VANCLEAVE, Miss. (WLOX) - He was born with a disability, but he has not let that slow him down. Even after a surgery left him in a wheelchair, he has continued to pursue his passion.
Now, Jeremy Richards wants to share his knowledge with the world.
“My goal is to teach anybody and everybody, but especially those with disabilities,” said Richards.
The 37-year-old moved to the Coast from Illinois and has become a unique part of the South Mississippi martial arts community.
That’s an accomplishment many wouldn’t expect from a man in a wheel chair.
“I started to learn to adapt everything from the wheelchair," said Richards. "And I found 90 percent of what people without a wheelchair can do, I can do, I just have to find a way to adapt my situation.”
Richards has showed determination from a young age to follow his dream.
“When I was a teenager, I called every Dojo I could find in the phone book and was turned down,” said Richards. “I even had some go as far as laughing at me.”
But, he finally found two instructors in Illinois who believed in him, and they have changed his life.
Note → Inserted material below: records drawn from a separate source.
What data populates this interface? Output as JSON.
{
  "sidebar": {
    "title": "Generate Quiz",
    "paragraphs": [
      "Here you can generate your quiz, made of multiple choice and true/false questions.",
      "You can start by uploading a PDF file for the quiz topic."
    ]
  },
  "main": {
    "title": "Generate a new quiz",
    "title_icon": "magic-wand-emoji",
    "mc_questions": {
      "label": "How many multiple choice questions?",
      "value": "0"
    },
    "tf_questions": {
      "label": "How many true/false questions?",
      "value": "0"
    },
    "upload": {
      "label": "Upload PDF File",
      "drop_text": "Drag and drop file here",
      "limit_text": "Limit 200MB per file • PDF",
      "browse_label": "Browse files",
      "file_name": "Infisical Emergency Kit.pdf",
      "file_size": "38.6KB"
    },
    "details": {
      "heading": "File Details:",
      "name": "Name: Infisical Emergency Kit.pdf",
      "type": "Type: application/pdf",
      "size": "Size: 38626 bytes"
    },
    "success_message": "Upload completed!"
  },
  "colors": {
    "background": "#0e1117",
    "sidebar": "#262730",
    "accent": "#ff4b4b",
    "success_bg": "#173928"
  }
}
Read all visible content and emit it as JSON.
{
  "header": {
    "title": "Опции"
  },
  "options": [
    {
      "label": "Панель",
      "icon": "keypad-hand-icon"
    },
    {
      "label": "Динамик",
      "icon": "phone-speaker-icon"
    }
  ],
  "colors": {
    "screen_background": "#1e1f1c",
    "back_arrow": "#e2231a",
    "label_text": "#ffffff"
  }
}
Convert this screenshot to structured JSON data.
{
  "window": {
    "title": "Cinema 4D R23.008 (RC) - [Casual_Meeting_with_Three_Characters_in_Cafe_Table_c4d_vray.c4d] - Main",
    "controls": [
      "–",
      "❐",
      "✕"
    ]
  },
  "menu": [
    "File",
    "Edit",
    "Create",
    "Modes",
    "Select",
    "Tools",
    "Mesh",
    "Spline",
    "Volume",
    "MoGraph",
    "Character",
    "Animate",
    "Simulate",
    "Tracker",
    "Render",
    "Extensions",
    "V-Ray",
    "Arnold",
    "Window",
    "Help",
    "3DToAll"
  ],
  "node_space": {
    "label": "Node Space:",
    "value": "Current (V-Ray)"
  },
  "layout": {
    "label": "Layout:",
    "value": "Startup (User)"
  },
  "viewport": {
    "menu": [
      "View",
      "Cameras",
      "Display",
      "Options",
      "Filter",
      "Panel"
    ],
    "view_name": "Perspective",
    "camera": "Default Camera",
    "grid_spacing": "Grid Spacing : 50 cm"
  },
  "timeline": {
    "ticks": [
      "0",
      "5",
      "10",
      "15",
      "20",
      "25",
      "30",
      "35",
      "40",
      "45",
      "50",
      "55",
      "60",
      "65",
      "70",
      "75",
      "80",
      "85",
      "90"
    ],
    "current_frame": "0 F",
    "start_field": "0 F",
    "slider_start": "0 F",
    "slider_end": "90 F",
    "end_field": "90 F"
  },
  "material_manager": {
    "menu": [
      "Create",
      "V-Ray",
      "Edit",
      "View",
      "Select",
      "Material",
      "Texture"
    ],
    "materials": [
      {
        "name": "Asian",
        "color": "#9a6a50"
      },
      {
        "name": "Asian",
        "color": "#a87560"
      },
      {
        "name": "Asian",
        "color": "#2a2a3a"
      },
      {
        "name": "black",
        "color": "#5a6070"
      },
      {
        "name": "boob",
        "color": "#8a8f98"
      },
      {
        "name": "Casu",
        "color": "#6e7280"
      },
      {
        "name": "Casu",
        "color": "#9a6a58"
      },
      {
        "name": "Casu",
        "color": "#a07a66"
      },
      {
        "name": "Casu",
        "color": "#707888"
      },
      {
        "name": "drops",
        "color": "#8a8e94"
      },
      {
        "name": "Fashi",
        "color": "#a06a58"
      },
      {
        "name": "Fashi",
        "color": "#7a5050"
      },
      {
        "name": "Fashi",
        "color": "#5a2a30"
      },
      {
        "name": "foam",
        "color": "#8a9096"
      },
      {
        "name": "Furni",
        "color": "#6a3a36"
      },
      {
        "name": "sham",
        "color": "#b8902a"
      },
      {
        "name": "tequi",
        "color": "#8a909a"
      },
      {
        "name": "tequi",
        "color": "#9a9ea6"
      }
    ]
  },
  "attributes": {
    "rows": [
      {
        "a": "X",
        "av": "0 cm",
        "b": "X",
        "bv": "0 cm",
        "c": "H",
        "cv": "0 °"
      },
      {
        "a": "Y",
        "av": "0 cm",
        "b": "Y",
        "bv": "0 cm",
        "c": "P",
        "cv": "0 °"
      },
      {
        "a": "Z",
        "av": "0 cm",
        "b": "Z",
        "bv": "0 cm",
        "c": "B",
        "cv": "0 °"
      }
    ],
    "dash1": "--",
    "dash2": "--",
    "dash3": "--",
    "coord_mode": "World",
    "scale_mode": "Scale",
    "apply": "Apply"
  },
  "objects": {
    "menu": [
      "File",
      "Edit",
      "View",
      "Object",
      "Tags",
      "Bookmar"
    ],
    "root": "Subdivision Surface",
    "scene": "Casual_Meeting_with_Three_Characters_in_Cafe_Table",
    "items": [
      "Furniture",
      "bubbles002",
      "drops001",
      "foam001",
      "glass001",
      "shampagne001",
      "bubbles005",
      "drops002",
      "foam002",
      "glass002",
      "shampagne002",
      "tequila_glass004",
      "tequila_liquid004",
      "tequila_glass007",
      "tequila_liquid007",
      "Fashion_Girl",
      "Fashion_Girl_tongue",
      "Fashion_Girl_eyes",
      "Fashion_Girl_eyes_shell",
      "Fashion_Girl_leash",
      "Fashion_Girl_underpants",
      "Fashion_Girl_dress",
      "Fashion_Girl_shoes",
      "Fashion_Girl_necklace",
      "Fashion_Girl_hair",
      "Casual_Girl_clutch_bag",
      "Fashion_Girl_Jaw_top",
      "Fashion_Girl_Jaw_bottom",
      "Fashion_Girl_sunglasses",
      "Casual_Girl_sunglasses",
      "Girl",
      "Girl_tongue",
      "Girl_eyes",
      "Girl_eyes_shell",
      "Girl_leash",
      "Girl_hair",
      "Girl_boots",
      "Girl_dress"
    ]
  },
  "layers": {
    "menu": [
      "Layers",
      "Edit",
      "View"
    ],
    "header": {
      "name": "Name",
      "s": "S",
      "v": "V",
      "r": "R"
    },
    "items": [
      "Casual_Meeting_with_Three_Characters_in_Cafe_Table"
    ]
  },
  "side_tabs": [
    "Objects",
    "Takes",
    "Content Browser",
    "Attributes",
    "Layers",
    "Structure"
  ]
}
“These men have impacted my life so very much,” said Richards. “I’ve gotten to do things that I could only dream of just because of that. So, I want to take what I’ve been given and give back to others and help people see they can do more than they ever dreamed.”
The things he learned through jujitsu have also helped him cope with the pain, caused by the spina bifida he was born with.
Spina bifida is a birth defect that happens when the baby’s backbone and spinal cord don’t form properly.
“I’ve been able to deal with pain on a higher scale because I’m used to mentally overriding things, pushing my body," said Richards. "So, my mind sometimes has to override it because I’m going to deal with pain because of my disability and the chronic issues.”
When those instructors made plans to come to Richards' wedding, they offered to teach a class of their different style of jiu-jitsu.
“They do radically different things than what we do here, we do traditional Japanese jiu-jitsu very similar to what you would see in Judo or Aikido.” said David Wilson, chief instructor at Heiwashinkai Jujutsu where Richards trains.
For Richards, it was a natural fit.
“You know they were coming down for the wedding,” said Richards. "They offered to teach. It’s like instead of a bachelor party or something like that, I just wanted to train. "
The things Jeremy Richards has learned through jujitsu have also helped him cope with the pain, caused by the spina bifida he was born with.